a missing sign of snake oil?
One other sign of snake oil, which I don't see listed, is a claim of the variety: "top cryptographers at institution A, B, and C haven't been able to break our encryption." Usually such a challenge involves the vendor sending some short piece of ciphertext to a researcher and challenging him/her to find the plaintext and/or key, without the aid of the algorithm or any other attack that could be easily be mounted in the real world. (Not that a top cryptographer at institution A, B, or C would want to waste his/her time debunking a particular brand of snake oil in the first place.) I think this kind of claim is pretty common among snake oil vendors.

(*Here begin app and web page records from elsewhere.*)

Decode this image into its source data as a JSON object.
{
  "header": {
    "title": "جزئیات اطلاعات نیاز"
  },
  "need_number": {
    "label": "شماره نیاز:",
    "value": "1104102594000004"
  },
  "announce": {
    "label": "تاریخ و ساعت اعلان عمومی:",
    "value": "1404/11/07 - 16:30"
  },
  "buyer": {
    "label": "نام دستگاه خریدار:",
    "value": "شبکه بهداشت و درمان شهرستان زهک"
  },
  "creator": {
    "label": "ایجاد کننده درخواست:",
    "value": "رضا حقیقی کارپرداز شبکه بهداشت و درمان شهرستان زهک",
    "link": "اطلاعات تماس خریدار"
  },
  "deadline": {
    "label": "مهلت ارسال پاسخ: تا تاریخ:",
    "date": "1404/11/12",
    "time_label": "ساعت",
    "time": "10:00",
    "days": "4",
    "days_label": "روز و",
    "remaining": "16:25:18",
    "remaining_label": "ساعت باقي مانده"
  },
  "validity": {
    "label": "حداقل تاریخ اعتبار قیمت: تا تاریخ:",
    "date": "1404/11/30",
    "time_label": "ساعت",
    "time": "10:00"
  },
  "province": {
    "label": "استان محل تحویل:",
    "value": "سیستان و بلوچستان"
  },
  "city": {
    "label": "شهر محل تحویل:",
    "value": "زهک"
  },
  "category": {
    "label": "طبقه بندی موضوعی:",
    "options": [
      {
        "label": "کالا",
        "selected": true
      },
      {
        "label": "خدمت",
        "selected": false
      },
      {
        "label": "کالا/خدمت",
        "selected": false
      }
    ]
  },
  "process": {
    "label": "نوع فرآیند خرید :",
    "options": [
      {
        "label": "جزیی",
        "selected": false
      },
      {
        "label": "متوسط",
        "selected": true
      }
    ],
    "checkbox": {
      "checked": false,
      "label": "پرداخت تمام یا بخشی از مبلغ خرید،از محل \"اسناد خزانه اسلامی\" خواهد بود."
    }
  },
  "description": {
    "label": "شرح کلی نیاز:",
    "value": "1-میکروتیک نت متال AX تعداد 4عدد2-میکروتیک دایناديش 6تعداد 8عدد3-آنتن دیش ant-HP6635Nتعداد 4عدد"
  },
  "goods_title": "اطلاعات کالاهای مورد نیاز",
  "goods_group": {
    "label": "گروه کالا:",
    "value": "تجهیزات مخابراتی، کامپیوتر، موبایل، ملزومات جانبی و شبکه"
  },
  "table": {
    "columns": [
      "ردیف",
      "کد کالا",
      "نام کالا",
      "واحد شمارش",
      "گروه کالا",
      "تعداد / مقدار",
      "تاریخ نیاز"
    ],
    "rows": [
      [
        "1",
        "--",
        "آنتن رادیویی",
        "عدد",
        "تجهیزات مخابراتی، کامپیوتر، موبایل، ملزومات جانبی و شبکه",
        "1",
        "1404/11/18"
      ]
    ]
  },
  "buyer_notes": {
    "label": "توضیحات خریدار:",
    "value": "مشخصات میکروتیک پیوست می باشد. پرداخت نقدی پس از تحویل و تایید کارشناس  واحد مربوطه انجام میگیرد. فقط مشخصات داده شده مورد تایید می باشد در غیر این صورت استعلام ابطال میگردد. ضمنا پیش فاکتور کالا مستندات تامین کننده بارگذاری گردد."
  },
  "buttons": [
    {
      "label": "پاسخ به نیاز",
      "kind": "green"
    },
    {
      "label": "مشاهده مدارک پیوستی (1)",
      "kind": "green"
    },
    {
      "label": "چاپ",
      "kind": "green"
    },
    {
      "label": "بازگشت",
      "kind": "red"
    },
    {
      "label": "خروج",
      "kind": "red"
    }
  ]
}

- Okey-doke. It's so much easier to whip out an informal complaint than to write a clean addition in NPOV, though... :) --Chris Peikert 05:08, 25 Nov 2004 (UTC)

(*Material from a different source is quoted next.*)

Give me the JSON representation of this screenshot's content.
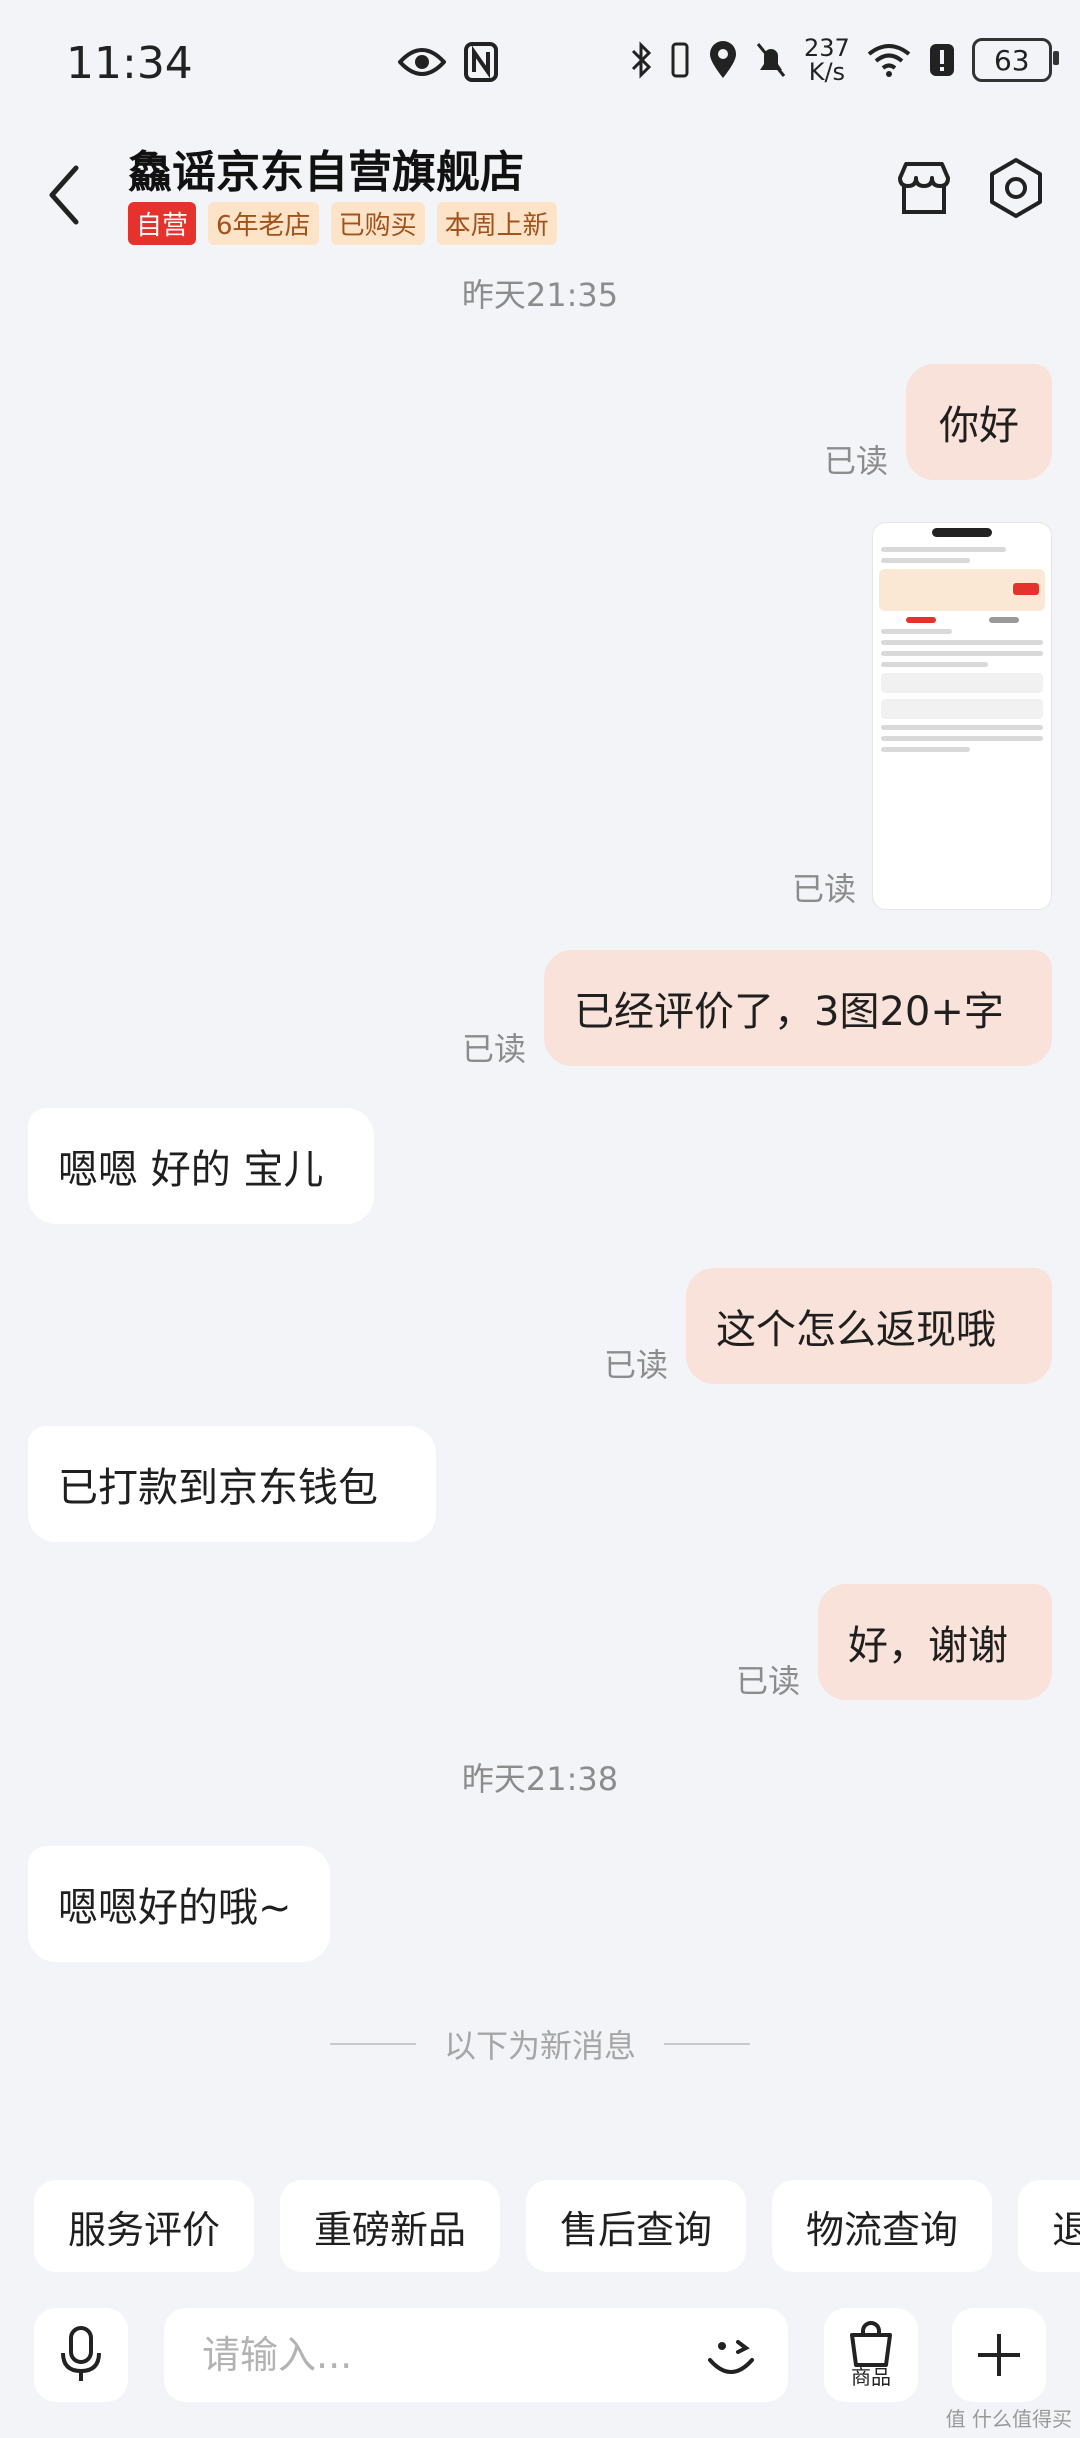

Came here via peer review. Overall, I think the article is very lucid and well-written, clear to the layman (me!), and NPOV. I wonder about the lengthy bullet-pointed paragraphs -- bullets seem to be better used for short points, and I think this would read as well or better as separate paragraphs, (with or without similar issues being grouped under subheaders of Common characteristics). What do you think? [[User:CatherineMunro|Catherine\talk]] 04:28, 25 Nov 2004 (UTC)

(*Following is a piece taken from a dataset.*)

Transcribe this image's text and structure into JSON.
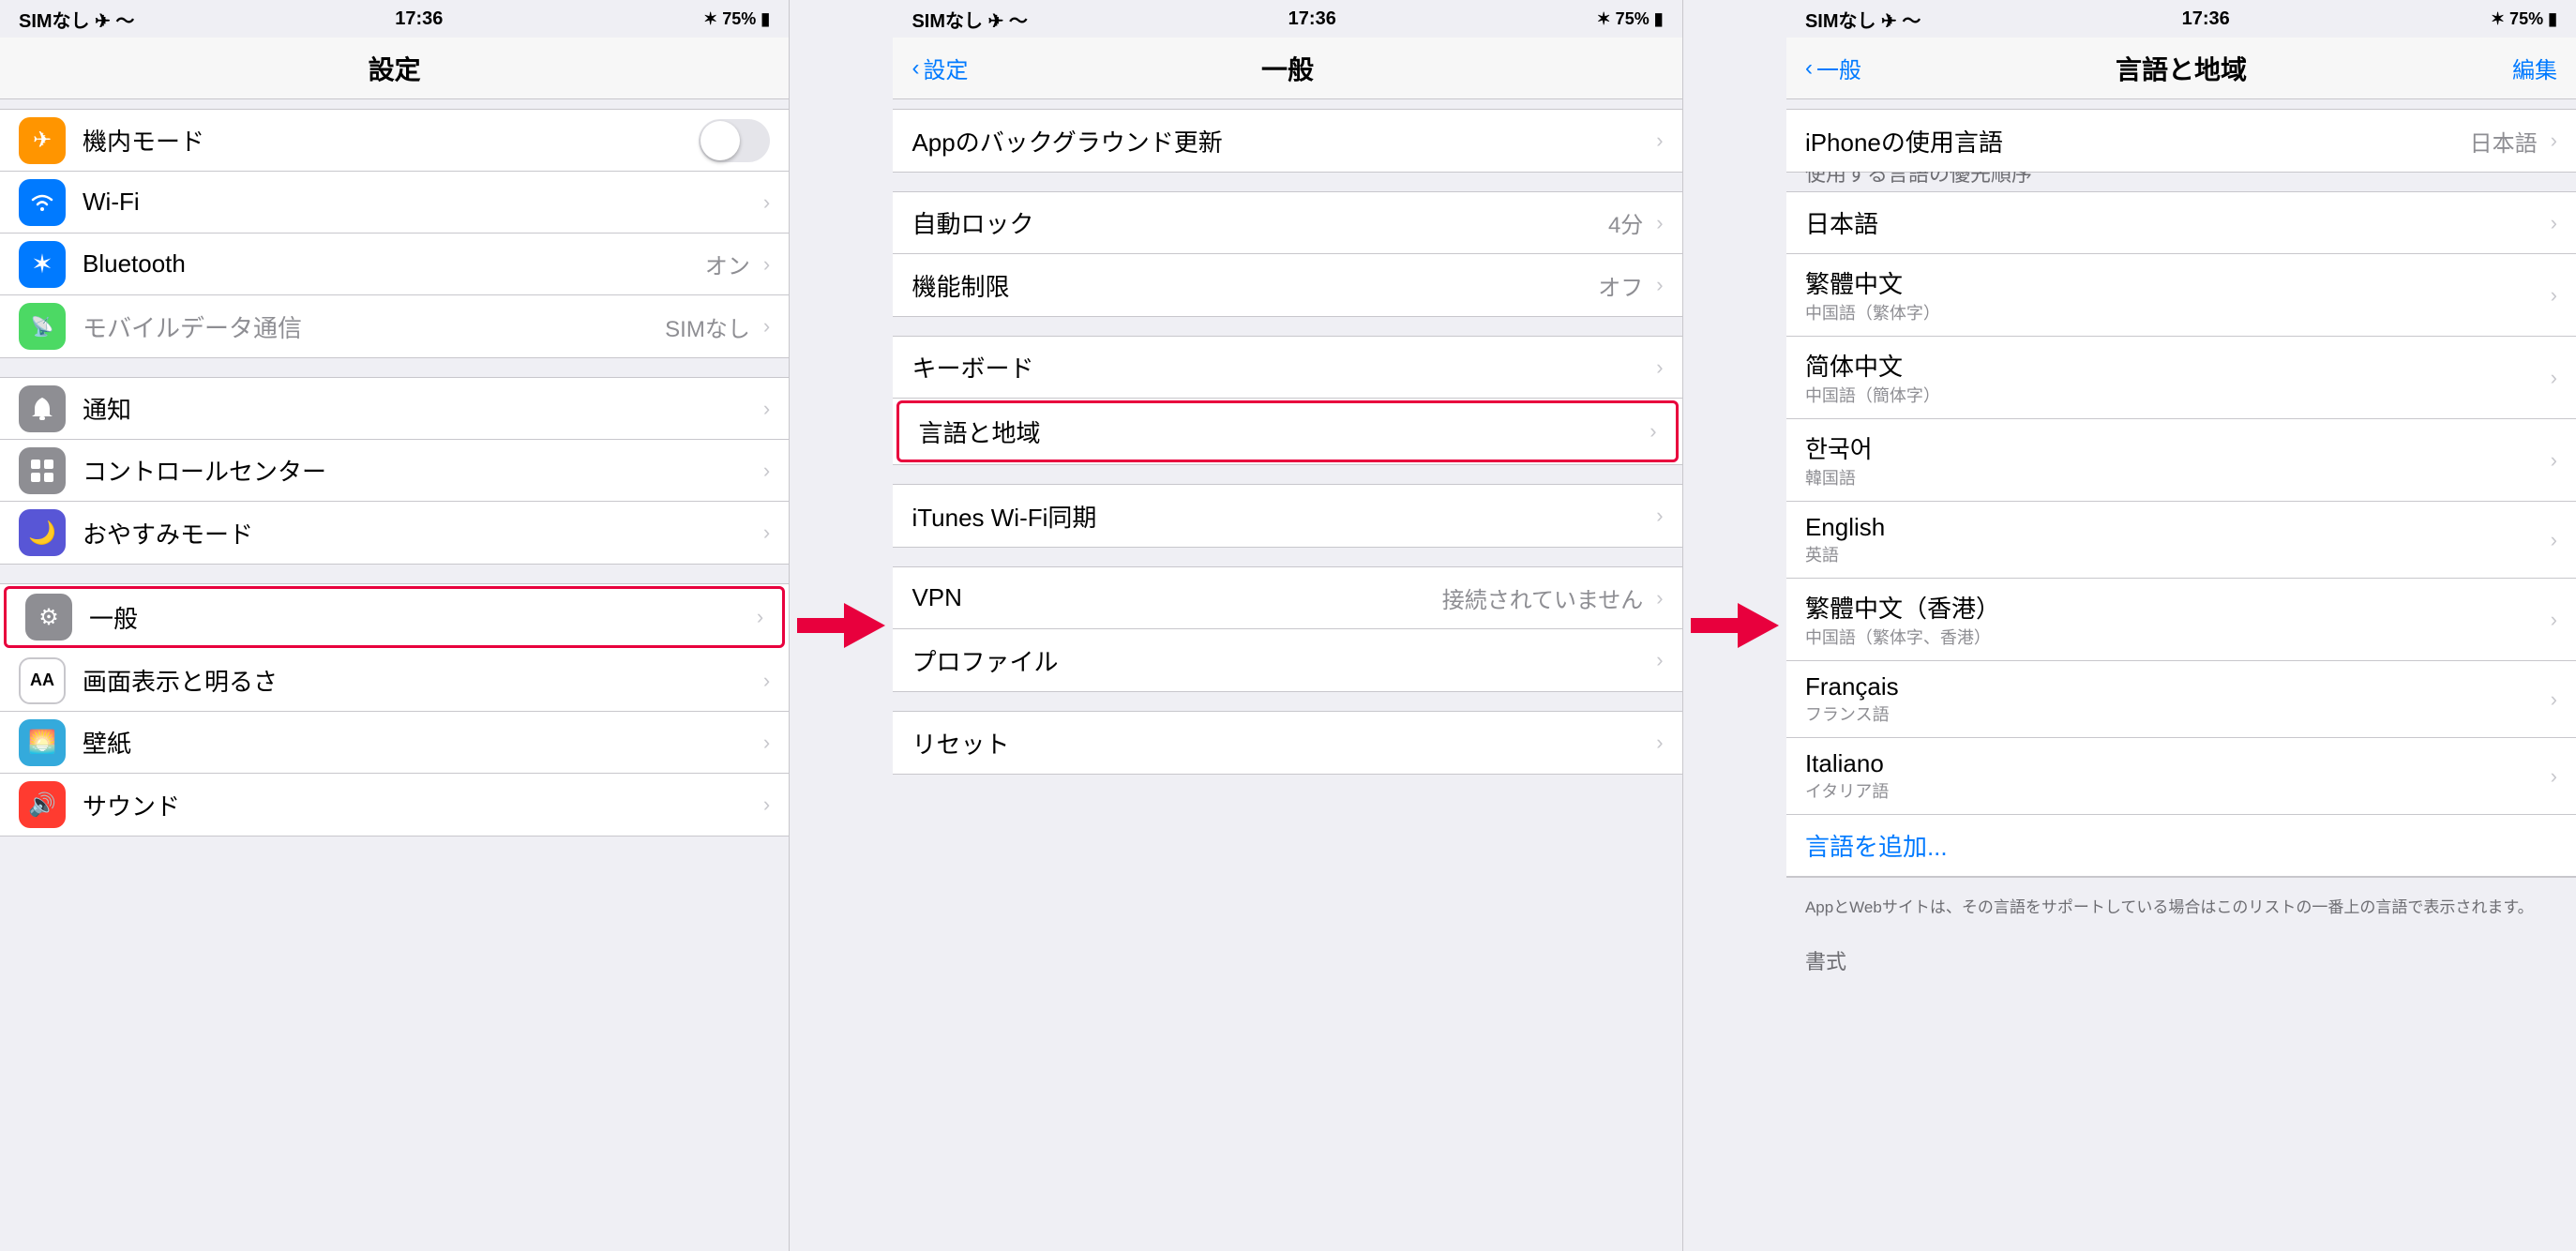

- Thanks for taking the time to look over the article! I agree that the bullet-point format needs fixing, and yes, perhaps paragraphs or even subsections (===X===) would be a good solution. — Matt 12:03, 25 Nov 2004 (UTC)
I've a number of reservations about this article. It reads, at times, like a prescriptive guide to avoiding weak cryptography, like the Snake Oil FAQ., and a lot of it is opinion and not NPOV — of course, it may be wise opinion, but I don't think it fits for neutrality. I'm a bit stuck on how best to fix it. Do we really need a large list of "signs", and then to present the argument behind each sign? Is there a better approach? — Matt 12:03, 25 Nov 2004 (UTC)
I still think this article is POV at present. We present a set of security doctrines, and we argue the case for those principles; however, I don't think it's neutral to advocate these principles because they are not universally agreed upon. I'll try and reword it so that it reads as a description of the arguments, not as the argument itself. — Matt Crypto 11:53, 22 Mar 2005 (UTC)
My suggestion is to simply make it clear that what's being presented here is an opinion which is held by many leading cryptographers. Perhaps find a few who have commented on these things in the past to cite for it (I know Bruce Schneier does so regularly, but I'm sure there are others too). Having clarified that, I think the NPOV marker can come off. How does that sound? JulesH 9 July 2005 15:49 (UTC)
I'd agree that the list of potential snake oil signs here represents a common opinion in the crypto community. But is there is even a need to recognize snake oil? Souldn't users rather be able to recognize well accepted primitives? I.e., it is rather hard to decide whether a new encryption algorithm (e.g., based on some well sounding chaos theory) is potentially interesting or just snake oil. It is much easier to recognize that AES is a well accepted encryption algorithm. 220.127.116.11 01:26, 10 September 2005 (UTC)
As to the neutrality of the article, I don't think it has any bias one way or the other. Where the problem lies is that conclusions are being drawn that might be interpreted in other ways. Don't get me wrong, the info is great and I like it, but maybe two sections - Facts and Advice. I'm a n00b to wikipedia, so you can just slap me if I'm being stupid or something. -Amadameus
obfustication (in paragraph 2), obfuscation
so I googled the former. got enough hits that I think it's word that the crypto-knowlegable use. can someone confirm that it's not a typo, that the proofreader inside me should not change it to "obfuscate"? thankz, OscarMeyerPeener. 04:54, 1 February 2006 (UTC)
"Obfuscate" is a verb. "Obfustication" is a noun. One cannot replace a noun in a sentence with a verb. [Steven 20 March 2006]